Hawaiians have come up with a creative way to curb smoking – they want to raise the legal age to 100.
The “Aloha State” is already a leader in the campaign against smoking; it was the first American State to raise the age for smoking cigarettes to 21.
But now, legislation aims to go much further by making it illegal for anyone under the age of 100 to smoke.
The plan is to phase out smoking in the State all together within five years.
The bipartisan bill states that cigarettes cause more preventable disease, death, and disability than any other health issue and that they are considered the “deadliest artifact in human history”.
If successful, the bill will introduce new laws that will raise the minimum smoking age dramatically, and by 2024 make it illegal for all but centenarians to puff on the cancer sticks.
Republican co-sponsor of the bill, Cynthia Thielen, said the aim was to “keep people healthy and alive in the Aloha State,” and is reported in the Washington Post acknowledging that getting the bill passed would be a challenge.

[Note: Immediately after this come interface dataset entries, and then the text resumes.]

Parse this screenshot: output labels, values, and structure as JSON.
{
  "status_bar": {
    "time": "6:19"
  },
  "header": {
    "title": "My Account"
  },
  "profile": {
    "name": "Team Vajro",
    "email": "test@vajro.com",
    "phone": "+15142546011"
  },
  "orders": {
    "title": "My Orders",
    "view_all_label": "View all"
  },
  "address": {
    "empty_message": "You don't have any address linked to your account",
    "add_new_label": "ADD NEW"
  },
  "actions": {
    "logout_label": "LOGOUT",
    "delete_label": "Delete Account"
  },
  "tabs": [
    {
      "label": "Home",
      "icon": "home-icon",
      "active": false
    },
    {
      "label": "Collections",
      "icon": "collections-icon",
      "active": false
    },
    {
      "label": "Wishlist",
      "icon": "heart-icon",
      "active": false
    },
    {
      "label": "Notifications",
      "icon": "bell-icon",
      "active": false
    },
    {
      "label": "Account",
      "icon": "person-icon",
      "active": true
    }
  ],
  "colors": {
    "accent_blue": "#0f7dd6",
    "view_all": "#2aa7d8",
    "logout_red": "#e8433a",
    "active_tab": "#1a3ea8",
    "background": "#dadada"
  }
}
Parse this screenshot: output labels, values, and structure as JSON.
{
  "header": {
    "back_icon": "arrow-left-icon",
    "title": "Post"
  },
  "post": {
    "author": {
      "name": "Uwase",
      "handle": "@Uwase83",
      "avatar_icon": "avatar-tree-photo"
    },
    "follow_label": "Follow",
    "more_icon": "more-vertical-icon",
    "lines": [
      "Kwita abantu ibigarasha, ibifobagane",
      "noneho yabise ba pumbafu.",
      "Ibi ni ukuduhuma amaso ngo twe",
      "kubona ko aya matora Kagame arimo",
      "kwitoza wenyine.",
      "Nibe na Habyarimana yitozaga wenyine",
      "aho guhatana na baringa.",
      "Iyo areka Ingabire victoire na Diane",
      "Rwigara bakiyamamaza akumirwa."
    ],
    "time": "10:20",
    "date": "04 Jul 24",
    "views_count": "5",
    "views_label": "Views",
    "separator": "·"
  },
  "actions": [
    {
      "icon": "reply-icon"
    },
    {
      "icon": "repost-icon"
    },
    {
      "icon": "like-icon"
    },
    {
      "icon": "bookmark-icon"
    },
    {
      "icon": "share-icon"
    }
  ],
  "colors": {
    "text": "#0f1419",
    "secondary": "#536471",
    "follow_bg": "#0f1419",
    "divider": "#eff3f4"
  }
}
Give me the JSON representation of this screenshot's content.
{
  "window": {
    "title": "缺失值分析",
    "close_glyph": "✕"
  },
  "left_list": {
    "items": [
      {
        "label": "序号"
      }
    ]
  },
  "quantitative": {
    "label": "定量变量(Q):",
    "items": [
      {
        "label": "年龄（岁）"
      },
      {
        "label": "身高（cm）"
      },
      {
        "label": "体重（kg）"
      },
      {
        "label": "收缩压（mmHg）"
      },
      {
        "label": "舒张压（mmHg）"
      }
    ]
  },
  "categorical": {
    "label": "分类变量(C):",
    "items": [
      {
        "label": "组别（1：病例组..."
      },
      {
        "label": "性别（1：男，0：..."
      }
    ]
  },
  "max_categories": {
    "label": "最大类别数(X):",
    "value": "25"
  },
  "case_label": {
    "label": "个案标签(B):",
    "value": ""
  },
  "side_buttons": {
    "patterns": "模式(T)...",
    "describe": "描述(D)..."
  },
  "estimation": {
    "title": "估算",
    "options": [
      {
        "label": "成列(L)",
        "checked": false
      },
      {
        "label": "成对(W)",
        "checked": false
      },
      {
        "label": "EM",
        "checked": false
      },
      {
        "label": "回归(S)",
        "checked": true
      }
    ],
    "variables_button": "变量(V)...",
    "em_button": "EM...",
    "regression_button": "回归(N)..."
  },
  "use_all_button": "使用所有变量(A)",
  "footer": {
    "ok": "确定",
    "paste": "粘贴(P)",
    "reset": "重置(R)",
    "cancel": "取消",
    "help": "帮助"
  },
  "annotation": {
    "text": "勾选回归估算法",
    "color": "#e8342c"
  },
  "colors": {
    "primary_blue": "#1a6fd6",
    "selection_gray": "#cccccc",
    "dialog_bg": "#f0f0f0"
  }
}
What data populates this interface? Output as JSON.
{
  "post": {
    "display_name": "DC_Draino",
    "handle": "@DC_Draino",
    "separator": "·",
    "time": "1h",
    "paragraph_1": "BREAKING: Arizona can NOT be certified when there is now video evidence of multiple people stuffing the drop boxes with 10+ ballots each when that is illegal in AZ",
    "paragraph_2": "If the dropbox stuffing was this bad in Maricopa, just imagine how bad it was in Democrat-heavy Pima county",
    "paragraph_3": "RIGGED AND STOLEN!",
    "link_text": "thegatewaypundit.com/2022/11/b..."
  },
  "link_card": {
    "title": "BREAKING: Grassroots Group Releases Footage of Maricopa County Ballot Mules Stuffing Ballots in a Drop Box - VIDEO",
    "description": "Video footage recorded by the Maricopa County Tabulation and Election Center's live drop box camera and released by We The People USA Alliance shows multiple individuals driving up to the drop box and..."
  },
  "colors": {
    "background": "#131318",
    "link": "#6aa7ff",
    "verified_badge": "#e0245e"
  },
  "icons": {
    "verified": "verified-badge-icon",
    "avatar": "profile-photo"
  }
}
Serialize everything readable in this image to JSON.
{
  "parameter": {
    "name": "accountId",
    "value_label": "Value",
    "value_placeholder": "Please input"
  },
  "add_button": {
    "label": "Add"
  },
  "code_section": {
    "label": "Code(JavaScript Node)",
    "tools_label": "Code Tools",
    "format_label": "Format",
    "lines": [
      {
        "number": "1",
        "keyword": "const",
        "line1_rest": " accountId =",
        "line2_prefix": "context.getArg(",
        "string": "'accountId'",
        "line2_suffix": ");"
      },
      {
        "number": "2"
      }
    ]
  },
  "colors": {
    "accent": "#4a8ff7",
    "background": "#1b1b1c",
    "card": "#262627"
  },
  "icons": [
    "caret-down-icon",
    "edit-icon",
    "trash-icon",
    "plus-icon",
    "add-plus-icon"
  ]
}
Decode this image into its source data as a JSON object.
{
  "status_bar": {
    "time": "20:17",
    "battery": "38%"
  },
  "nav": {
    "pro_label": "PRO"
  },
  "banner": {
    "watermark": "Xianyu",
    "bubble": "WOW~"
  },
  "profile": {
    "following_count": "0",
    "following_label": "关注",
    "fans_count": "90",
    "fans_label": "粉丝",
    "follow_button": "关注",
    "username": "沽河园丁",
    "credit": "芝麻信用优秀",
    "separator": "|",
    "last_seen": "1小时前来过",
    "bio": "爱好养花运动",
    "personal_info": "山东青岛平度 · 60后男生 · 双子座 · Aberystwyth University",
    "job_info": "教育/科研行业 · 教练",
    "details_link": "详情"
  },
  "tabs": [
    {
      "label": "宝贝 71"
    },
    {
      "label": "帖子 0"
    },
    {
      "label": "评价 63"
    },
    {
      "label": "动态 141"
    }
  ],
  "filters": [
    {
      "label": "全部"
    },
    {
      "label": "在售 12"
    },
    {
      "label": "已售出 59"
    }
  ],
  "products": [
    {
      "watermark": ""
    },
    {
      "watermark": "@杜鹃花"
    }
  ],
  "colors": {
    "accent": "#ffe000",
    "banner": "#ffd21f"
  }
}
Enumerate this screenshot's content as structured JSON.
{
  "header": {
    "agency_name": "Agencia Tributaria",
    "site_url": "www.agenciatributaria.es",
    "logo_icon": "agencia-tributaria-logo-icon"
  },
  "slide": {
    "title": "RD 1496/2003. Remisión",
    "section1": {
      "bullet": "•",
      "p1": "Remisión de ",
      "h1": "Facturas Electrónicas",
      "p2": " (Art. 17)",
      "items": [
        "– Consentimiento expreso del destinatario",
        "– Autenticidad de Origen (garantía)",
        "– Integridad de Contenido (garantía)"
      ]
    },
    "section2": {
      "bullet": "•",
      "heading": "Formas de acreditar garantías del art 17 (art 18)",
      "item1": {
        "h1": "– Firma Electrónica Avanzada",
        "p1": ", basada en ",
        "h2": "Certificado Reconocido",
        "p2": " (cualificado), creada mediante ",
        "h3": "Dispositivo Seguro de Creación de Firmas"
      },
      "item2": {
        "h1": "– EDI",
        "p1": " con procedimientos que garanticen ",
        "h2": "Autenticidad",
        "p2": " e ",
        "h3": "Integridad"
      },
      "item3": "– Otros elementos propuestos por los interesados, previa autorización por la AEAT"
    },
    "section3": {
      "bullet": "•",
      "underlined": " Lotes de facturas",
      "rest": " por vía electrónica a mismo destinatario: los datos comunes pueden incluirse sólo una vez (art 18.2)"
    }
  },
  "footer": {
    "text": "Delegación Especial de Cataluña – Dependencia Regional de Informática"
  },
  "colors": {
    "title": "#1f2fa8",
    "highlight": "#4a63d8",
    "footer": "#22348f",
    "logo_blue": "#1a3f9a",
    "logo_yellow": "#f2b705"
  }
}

“(It is an) initial push to say ‘this is important. We need to act on it.’,” she said.
Democrat co-sponsor, Richard Creagan, told the Hawaii Tribune-Herald he thought the bill had a good chance of being passed because legislators were obliged to protect people’s health.
“In my view, you are taking people who are enslaved from a horrific addiction, and freeing people from horrific enslavement. We, as legislators, have a duty to do things to save people’s lives. If we don’t ban cigarettes, we are killing people,” he said.
“Basically, we essentially have a group who are heavily addicted – in my view, enslaved by a ridiculously bad industry – which has enslaved them by designing a cigarette that is highly addictive, knowing that it highly lethal. And, it is.
“This is more lethal, more dangerous than any prescription drug, and it is more addicting.”
According to the Centres for Disease Control and Prevention, cigarettes are the leading preventable cause of death in the United States.
They lead to the deaths of more than 480,000 people across the America each year.
The CDCP states that cigarette smoking has been linked to 90 per cent of all lung cancer deaths and 80 per cent of all deaths from chronic obstructive pulmonary disease.
Most adult smokers began smoking as teenagers, but research shows that smokers who quit between ages 35 and 44 improve their health and potential lifespan significantly.